On Saturday, February 18, a life-sized bronze statue of Pat Quinn was unveiled outside of Rogers Arena.
The statue was created by Norm Williams, a Canadian pre-eminent sculptor who also created the Roger Nielsen statue nearby at Rogers Arena.
Pat Quinn is featured holding a lineup card of the 1994 Canucks team that made it to Game 7 of the Stanley Cup Finals, while his right hand is inviting fans to take a seat for a photo. Quinn is notably standing behind a bench, which was reportedly his favourite place to be.
In fact, the work of art was dubbed “Pat’s bench” by family, friends, and colleagues who commissioned the statue in honour of Quinn’s legacy. The idea stems from the 2002 Salt Lake City Olympics, where Quinn coached Canada to its first gold medal in 50 years.
“Seeing that lineup card in his hands when he came into the dressing room every night with a lineup card and those big cowboy boots, let me tell you, he had everyone’s attention,” said Trevor Linden, President of Hockey Operations and Alternate Governor of the Vancouver Canucks. “It’s where Pat loved to be. He loved to be behind a bench. You could see it. He loved to teach, he loved the game, he loved to be as close to the game as he could.”
Quinn’s daughter, Kalli, was one of many in attendance when the statue was unveiled.
“The first thing I did was look at the smile and I just, he had an incredible smile so it’s everything I wanted it to be,” said Kalli. “It’s overwhelming. It is a bit strange because I just want to reach out and touch him.”

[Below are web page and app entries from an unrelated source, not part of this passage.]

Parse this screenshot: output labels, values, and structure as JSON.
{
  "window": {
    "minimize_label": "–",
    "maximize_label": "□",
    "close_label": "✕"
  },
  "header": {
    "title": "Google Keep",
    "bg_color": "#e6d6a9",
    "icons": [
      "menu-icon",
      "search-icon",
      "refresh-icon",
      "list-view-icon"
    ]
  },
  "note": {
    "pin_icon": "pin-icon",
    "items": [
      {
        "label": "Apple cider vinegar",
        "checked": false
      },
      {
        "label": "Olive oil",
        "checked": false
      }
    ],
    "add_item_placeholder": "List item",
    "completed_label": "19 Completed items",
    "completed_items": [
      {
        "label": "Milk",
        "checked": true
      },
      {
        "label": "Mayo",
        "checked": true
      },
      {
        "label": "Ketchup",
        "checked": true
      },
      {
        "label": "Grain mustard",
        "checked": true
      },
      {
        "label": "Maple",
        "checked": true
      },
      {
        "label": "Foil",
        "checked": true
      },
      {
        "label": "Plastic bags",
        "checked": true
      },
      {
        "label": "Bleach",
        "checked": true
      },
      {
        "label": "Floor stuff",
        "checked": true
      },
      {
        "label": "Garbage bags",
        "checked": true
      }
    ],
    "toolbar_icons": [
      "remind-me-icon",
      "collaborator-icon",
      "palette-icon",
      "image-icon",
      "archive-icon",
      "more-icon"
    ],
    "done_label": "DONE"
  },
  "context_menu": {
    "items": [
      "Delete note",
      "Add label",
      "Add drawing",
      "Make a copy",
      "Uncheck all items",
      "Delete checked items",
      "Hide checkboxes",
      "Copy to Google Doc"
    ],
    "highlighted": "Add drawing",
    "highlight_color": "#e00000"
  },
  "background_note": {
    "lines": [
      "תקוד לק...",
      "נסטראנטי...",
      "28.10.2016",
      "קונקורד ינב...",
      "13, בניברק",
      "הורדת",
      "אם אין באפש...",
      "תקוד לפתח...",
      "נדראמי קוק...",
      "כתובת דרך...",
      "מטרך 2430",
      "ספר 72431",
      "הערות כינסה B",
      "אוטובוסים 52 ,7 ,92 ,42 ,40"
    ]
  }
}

Pat Quinn played in 606 NHL games as a player and coached an additional 1,400 games. Among them, he won 684 games, the eighth most in NHL history. He also earned the Jack Adams Award twice as the League’s top coach in 1980, and 1992.

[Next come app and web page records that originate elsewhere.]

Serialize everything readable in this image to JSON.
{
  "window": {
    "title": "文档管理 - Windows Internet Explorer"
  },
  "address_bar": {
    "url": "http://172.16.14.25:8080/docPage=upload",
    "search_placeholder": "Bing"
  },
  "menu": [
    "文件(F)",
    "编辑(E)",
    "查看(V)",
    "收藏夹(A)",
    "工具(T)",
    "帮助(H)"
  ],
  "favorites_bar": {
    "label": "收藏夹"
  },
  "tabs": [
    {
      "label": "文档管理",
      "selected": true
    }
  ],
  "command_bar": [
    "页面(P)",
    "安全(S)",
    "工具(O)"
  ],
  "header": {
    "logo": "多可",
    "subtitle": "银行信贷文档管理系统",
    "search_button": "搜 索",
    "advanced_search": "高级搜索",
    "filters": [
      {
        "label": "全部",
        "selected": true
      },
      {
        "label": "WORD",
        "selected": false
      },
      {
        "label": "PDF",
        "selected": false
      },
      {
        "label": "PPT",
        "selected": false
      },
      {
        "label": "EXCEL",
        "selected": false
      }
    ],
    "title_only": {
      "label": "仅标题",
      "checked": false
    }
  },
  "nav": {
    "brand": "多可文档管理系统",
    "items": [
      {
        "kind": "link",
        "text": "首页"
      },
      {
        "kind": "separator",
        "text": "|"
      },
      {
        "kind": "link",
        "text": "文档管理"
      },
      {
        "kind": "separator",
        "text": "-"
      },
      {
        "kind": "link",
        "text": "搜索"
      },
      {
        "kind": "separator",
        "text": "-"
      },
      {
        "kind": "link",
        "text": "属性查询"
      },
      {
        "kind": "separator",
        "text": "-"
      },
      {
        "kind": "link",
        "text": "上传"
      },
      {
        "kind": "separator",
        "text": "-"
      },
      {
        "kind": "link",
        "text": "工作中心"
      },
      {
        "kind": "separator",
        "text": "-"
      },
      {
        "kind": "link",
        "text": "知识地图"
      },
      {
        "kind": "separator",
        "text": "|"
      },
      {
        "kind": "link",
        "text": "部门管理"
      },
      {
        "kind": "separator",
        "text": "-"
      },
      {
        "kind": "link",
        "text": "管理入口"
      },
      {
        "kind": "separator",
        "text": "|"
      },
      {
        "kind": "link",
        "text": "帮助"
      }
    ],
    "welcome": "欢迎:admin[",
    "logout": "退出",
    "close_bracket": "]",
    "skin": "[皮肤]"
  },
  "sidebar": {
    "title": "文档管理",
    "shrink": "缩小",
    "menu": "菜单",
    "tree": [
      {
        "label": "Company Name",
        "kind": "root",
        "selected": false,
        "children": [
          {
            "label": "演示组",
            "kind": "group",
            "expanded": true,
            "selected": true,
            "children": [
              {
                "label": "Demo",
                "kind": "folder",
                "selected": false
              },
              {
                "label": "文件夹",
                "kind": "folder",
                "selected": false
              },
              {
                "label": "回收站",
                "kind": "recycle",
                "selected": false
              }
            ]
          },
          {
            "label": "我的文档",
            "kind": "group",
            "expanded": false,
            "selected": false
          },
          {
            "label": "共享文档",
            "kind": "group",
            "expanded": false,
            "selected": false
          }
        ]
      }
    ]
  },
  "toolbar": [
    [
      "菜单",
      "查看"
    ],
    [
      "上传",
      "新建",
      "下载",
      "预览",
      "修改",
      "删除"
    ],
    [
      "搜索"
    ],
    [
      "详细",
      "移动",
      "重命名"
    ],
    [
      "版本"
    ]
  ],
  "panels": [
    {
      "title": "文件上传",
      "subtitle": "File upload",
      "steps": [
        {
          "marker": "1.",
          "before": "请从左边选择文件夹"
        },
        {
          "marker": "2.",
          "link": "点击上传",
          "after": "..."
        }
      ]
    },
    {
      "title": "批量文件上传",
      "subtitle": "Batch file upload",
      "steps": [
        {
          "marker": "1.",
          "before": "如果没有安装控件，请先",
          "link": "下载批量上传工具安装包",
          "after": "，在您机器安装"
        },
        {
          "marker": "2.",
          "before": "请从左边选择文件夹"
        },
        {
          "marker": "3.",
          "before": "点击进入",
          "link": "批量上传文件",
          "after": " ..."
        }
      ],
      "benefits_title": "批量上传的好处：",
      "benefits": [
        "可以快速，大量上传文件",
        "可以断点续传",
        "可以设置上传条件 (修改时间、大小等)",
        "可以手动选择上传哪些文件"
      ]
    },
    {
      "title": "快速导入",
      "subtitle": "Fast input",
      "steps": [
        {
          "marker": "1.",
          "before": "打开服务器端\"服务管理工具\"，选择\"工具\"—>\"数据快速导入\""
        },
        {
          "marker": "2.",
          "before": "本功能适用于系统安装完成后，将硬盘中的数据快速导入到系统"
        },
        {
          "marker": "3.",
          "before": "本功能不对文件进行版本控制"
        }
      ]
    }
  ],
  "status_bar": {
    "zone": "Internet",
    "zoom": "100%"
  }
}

His legacy also includes coaching the Canucks and serving as president and GM numerous times between 1987 to 1997.